Task brief. Each line in the data holding "Компас" should be listed.

Information.
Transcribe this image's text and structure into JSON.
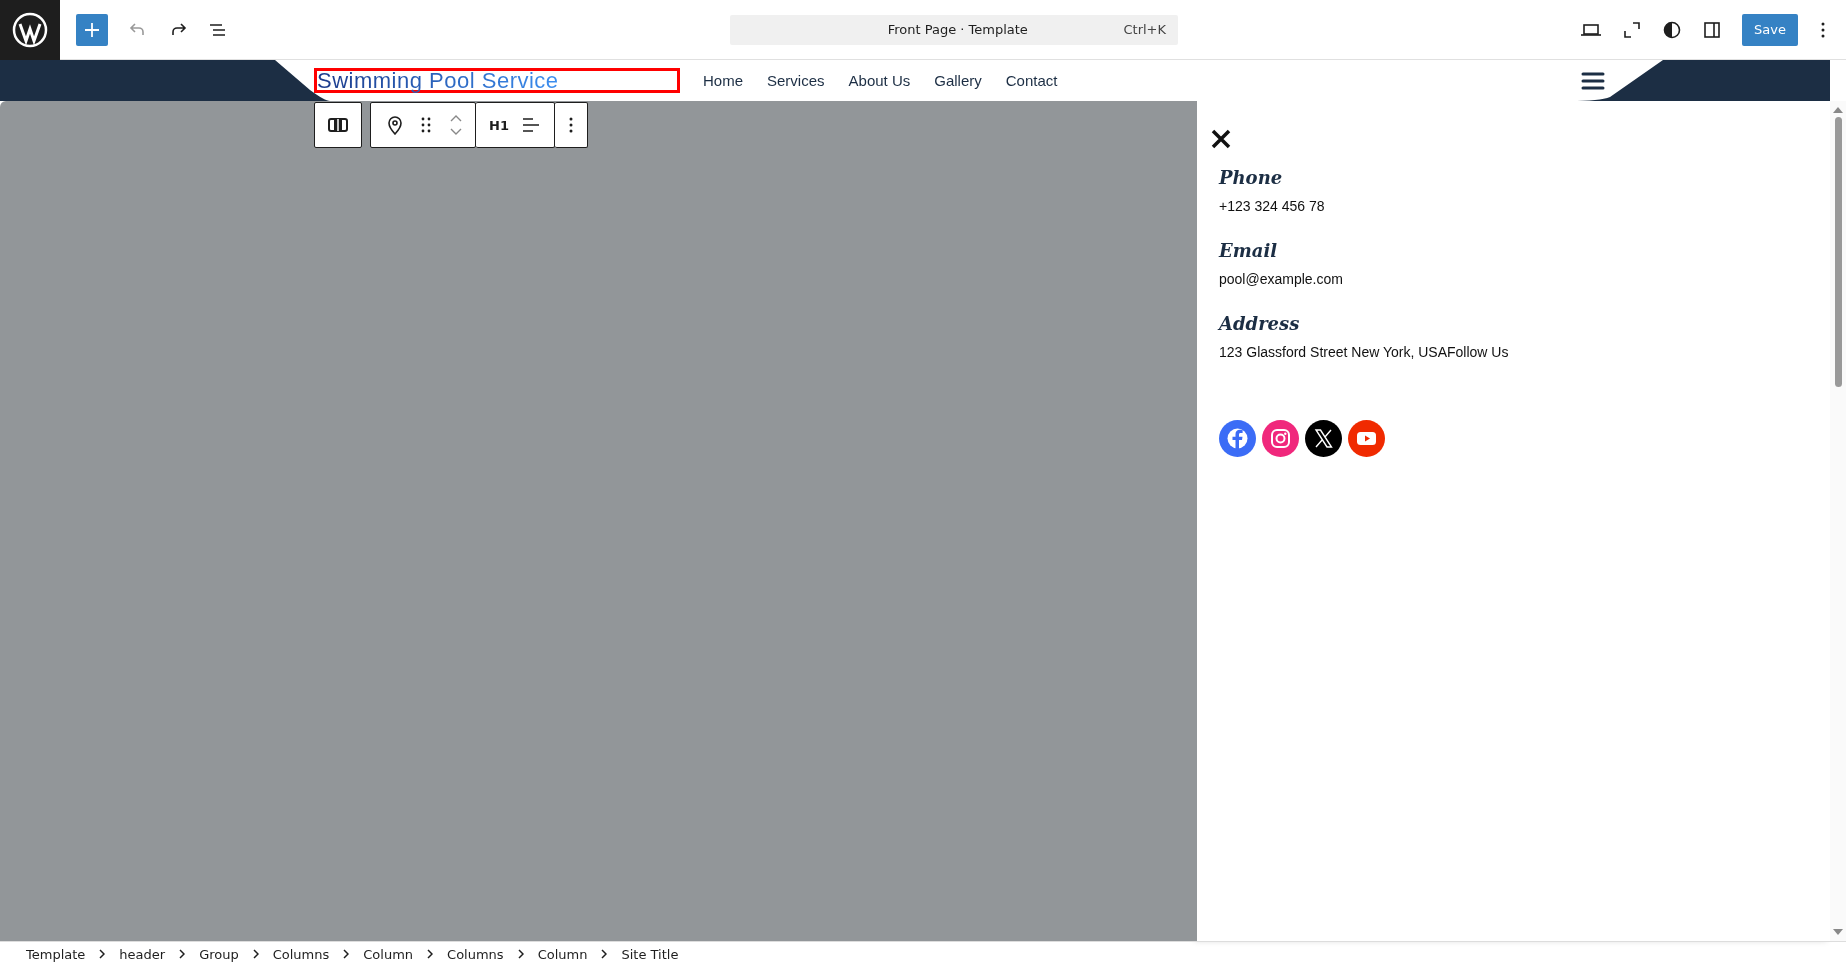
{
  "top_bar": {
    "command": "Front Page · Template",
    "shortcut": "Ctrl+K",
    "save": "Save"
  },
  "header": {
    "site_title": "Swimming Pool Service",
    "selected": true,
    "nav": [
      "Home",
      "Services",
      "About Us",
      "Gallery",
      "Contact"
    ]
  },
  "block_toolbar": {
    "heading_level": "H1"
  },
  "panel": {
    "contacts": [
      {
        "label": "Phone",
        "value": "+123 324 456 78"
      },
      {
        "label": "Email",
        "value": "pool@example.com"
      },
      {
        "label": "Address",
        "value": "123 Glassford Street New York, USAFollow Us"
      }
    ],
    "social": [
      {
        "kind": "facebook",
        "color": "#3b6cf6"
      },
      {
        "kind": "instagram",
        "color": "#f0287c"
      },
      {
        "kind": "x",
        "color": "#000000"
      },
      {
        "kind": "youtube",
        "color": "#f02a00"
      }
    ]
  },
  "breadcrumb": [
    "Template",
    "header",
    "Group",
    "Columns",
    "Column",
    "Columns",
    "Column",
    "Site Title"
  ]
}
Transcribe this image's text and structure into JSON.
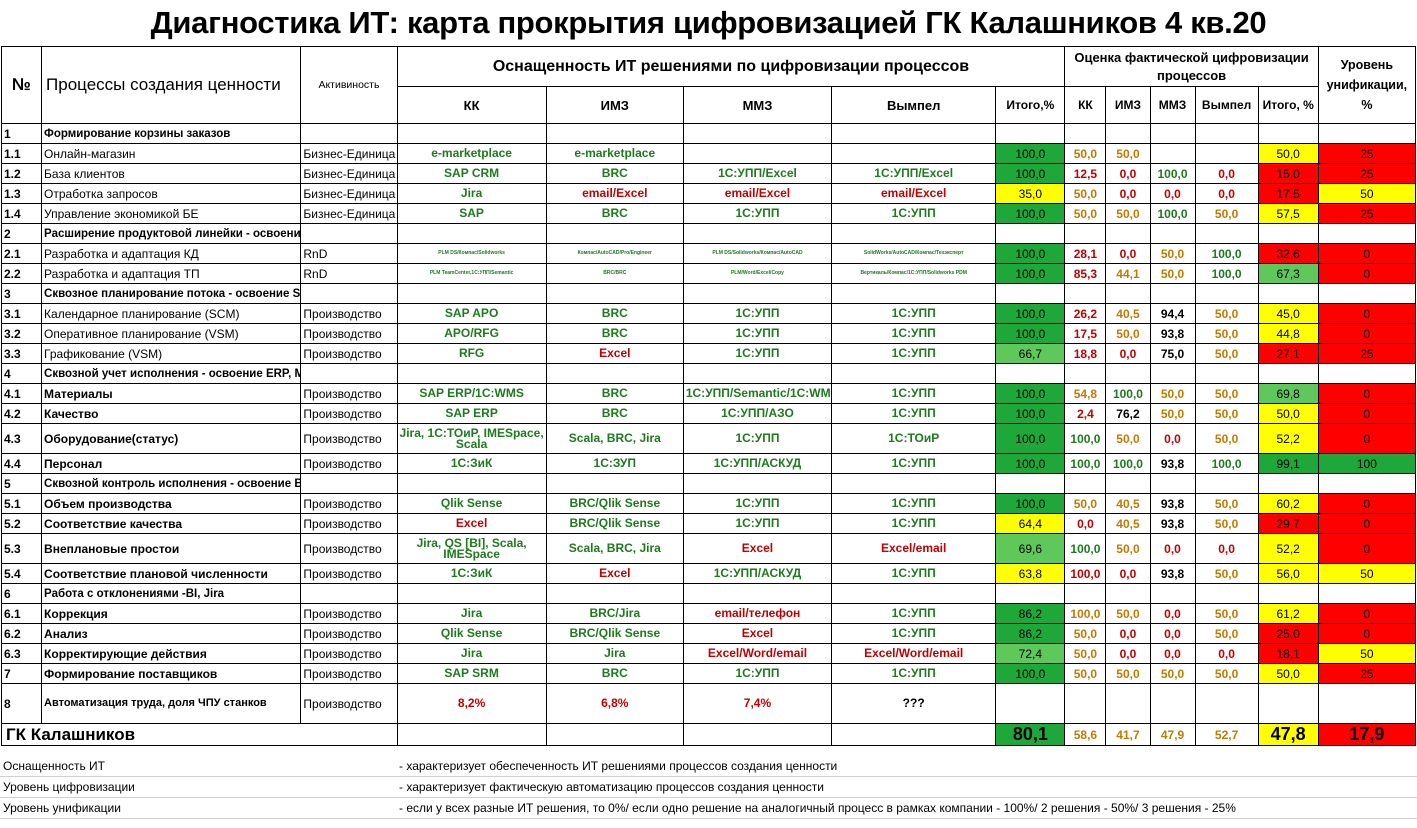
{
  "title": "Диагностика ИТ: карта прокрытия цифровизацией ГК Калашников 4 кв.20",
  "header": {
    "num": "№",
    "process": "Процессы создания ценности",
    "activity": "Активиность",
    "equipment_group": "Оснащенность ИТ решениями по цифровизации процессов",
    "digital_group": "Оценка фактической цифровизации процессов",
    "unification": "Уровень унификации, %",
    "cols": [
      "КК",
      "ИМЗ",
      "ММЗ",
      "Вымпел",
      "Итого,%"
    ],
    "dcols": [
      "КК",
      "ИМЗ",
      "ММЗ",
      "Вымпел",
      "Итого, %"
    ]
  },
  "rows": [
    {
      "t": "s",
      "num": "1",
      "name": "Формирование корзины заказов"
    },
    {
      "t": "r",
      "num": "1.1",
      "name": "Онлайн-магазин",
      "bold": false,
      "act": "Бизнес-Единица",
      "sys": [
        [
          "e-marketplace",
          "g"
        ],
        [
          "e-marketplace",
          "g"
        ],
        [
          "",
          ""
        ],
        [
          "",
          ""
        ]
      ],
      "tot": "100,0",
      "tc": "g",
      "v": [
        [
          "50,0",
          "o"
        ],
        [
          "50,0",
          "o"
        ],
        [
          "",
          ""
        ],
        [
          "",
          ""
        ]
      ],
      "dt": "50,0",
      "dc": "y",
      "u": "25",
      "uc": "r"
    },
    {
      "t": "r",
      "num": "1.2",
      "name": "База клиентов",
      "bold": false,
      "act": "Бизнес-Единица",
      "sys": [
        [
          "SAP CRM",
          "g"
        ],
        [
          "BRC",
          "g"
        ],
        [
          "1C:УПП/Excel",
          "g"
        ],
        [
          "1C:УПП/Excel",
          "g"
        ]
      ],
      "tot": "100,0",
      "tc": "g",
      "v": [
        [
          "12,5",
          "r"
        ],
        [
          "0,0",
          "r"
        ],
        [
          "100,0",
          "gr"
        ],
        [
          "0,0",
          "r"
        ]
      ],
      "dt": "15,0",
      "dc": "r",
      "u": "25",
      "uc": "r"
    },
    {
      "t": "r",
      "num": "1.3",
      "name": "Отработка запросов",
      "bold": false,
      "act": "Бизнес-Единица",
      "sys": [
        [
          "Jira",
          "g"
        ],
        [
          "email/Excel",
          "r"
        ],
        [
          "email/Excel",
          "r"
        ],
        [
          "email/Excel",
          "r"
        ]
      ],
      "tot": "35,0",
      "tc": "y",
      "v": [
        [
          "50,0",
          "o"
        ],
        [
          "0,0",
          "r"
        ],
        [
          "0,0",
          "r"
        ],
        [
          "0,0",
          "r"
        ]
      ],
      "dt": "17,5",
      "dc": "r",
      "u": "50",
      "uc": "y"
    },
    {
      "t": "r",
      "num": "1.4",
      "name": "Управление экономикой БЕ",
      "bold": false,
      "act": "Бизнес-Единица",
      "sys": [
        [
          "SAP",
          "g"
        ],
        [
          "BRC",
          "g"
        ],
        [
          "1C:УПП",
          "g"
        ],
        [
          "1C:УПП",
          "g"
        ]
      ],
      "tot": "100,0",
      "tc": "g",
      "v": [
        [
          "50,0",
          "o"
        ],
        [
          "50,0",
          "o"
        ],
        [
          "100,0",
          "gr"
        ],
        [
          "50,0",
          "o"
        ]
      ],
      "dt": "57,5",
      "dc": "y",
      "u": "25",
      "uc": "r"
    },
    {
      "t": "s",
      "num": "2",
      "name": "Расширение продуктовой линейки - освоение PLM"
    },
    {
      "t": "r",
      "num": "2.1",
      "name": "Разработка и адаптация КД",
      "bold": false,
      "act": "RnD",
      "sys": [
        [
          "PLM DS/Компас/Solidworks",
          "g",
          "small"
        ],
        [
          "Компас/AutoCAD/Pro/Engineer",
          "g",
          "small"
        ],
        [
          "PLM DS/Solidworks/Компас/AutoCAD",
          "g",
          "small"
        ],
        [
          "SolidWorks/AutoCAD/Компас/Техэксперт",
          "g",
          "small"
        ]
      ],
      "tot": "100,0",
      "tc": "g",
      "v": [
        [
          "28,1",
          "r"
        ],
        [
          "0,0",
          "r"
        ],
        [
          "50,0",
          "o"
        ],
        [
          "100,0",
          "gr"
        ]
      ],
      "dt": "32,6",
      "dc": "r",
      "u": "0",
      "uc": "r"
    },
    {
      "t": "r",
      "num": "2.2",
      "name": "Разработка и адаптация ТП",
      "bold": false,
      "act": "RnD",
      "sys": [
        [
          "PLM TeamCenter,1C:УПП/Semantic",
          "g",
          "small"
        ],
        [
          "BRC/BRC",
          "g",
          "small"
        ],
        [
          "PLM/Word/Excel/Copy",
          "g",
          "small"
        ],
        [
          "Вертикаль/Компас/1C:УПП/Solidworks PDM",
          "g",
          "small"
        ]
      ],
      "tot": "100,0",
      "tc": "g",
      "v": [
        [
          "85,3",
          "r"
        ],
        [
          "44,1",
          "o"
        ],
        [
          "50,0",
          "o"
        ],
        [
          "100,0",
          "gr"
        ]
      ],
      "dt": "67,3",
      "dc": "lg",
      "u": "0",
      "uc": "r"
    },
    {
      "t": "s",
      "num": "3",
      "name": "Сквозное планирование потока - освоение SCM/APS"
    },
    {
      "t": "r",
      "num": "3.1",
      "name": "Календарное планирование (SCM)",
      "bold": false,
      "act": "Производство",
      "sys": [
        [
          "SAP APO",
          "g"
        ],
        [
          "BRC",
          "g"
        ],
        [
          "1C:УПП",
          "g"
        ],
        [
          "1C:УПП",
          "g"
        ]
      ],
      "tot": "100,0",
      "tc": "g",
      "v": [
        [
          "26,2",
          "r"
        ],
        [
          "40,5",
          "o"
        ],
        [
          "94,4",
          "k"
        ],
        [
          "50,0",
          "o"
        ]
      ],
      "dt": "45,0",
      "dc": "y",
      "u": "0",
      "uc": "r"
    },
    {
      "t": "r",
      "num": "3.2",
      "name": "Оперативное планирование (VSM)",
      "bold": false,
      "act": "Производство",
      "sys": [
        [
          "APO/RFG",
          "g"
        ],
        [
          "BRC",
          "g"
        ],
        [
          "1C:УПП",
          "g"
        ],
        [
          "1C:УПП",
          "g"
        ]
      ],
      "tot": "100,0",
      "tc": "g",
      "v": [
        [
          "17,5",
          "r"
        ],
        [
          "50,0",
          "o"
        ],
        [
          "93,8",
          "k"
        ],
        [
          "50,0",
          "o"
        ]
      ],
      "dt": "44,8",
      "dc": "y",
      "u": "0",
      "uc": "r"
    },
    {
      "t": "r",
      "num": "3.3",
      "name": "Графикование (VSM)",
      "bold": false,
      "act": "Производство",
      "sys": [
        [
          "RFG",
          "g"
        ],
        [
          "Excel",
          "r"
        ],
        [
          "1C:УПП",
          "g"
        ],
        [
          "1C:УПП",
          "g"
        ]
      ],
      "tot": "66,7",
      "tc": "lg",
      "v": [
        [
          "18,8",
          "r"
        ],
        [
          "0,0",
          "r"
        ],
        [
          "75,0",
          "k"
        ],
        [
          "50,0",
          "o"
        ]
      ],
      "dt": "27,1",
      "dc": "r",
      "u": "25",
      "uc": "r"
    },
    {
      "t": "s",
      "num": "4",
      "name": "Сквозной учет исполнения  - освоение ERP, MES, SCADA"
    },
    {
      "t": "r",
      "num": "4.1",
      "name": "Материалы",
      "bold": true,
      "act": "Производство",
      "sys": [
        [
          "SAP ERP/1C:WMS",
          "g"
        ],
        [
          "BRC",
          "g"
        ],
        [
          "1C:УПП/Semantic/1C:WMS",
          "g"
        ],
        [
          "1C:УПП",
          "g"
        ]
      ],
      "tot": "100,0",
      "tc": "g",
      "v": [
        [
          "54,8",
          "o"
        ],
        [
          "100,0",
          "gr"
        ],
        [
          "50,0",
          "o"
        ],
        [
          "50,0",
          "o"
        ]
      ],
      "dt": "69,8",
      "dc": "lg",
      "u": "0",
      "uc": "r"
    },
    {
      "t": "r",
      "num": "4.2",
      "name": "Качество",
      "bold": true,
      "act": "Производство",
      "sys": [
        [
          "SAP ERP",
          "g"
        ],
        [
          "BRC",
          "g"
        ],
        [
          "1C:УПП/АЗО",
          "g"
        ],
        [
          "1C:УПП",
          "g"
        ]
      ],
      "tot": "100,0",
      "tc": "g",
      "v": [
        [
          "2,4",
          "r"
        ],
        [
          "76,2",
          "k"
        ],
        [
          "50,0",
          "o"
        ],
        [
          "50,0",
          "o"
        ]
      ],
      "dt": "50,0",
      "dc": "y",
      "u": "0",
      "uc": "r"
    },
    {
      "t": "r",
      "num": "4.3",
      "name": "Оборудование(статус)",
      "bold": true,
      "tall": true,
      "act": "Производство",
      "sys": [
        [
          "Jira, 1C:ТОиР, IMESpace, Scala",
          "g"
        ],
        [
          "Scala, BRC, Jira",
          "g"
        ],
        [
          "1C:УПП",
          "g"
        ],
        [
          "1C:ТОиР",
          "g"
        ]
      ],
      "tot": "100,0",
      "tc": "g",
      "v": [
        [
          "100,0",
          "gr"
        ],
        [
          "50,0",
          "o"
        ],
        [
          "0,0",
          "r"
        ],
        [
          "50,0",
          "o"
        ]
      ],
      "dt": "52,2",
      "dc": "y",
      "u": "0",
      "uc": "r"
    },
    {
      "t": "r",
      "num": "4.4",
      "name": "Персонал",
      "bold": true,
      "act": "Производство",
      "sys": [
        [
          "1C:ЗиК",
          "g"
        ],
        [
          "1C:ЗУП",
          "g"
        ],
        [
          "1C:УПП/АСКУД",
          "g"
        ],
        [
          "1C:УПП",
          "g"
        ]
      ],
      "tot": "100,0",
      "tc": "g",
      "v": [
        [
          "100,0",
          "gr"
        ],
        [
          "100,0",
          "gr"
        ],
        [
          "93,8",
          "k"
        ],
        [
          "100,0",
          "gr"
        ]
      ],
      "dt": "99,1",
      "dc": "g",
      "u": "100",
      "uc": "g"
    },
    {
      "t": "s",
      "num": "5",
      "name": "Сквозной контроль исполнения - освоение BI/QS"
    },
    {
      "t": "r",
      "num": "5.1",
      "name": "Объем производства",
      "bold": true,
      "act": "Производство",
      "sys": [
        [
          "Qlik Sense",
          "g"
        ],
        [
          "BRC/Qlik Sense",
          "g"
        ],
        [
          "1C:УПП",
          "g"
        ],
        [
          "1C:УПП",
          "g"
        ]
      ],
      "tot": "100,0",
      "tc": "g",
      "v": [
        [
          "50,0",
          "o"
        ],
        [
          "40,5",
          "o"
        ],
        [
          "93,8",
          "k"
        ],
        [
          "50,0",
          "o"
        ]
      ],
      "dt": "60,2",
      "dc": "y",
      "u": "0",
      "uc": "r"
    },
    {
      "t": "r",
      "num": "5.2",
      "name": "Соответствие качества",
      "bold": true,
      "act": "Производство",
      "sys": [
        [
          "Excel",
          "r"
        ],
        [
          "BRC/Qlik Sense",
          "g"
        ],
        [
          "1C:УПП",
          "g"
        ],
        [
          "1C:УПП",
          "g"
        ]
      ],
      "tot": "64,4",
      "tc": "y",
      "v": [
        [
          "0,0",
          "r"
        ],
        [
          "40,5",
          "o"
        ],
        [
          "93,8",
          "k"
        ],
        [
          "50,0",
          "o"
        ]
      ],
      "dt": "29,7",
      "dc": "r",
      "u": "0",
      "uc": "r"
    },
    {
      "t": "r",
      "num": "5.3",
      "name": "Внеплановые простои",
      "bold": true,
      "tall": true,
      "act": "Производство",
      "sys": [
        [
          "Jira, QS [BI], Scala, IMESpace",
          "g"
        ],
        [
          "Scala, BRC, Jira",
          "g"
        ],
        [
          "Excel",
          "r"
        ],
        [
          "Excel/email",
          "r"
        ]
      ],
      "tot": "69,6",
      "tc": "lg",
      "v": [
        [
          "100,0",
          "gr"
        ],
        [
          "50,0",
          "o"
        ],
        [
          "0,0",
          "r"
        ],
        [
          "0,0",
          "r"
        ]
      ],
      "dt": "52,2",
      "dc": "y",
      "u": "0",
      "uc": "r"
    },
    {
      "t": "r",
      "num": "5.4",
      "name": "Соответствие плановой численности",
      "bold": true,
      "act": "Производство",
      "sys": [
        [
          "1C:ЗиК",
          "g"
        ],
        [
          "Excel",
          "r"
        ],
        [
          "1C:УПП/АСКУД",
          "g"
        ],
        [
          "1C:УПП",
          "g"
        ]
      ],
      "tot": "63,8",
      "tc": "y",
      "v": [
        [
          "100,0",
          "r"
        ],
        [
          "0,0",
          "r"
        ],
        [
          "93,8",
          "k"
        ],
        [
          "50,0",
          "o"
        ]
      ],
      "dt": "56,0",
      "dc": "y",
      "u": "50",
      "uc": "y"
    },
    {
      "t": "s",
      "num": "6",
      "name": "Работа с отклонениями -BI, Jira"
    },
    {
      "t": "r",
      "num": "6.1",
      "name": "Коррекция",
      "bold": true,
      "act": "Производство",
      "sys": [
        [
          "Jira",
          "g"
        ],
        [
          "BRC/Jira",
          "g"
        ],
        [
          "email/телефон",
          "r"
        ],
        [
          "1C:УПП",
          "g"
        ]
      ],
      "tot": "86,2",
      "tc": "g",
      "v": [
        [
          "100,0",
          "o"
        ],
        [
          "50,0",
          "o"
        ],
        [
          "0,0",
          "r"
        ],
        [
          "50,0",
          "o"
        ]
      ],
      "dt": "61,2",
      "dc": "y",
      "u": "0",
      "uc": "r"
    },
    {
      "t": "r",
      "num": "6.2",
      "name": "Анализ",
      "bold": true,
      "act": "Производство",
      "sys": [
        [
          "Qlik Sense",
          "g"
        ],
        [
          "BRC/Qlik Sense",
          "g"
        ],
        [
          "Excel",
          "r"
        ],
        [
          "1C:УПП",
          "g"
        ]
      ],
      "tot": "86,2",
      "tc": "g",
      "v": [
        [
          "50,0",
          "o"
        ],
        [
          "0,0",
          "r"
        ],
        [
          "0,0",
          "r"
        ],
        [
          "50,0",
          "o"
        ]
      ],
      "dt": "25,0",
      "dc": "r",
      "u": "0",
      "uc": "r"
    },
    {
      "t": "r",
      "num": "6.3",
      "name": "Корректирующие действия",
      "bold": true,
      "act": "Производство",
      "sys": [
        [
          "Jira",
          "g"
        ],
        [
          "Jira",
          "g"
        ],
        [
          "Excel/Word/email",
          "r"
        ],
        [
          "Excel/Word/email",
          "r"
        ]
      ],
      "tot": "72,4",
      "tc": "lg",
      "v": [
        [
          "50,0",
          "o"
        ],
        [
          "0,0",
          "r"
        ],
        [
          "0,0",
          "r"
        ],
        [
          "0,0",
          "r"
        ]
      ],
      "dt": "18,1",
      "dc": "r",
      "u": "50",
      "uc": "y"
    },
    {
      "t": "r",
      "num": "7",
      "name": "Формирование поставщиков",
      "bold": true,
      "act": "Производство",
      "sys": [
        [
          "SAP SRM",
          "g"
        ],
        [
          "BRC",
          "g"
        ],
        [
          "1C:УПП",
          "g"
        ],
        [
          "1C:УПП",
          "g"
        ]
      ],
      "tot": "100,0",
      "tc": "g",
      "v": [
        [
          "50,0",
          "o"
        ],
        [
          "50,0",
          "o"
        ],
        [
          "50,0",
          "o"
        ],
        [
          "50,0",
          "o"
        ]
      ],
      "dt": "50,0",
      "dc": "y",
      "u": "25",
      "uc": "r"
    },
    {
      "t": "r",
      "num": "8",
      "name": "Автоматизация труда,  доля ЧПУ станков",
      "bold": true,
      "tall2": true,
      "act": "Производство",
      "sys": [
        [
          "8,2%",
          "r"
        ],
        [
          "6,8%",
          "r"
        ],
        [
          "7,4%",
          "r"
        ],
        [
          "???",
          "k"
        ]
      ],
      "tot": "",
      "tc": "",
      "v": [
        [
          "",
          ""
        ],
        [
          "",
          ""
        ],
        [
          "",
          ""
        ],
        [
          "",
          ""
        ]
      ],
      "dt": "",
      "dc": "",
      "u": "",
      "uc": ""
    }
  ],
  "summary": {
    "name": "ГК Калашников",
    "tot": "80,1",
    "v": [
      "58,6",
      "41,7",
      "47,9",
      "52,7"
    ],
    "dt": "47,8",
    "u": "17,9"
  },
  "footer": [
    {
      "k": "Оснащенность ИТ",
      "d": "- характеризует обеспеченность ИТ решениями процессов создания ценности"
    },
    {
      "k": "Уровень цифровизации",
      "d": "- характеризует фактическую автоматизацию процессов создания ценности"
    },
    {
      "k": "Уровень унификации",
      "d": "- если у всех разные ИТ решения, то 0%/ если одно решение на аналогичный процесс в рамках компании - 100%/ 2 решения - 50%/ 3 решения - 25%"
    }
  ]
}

Finished task.
          "PLM DS/Компас/Solidworks",
          "Компас/AutoCAD/Pro/Engineer",
          "PLM DS/Solidworks/Компас/AutoCAD",
          "SolidWorks/AutoCAD/Компас/Техэксперт",
          "Вертикаль/Компас/1C:УПП/Solidworks PDM",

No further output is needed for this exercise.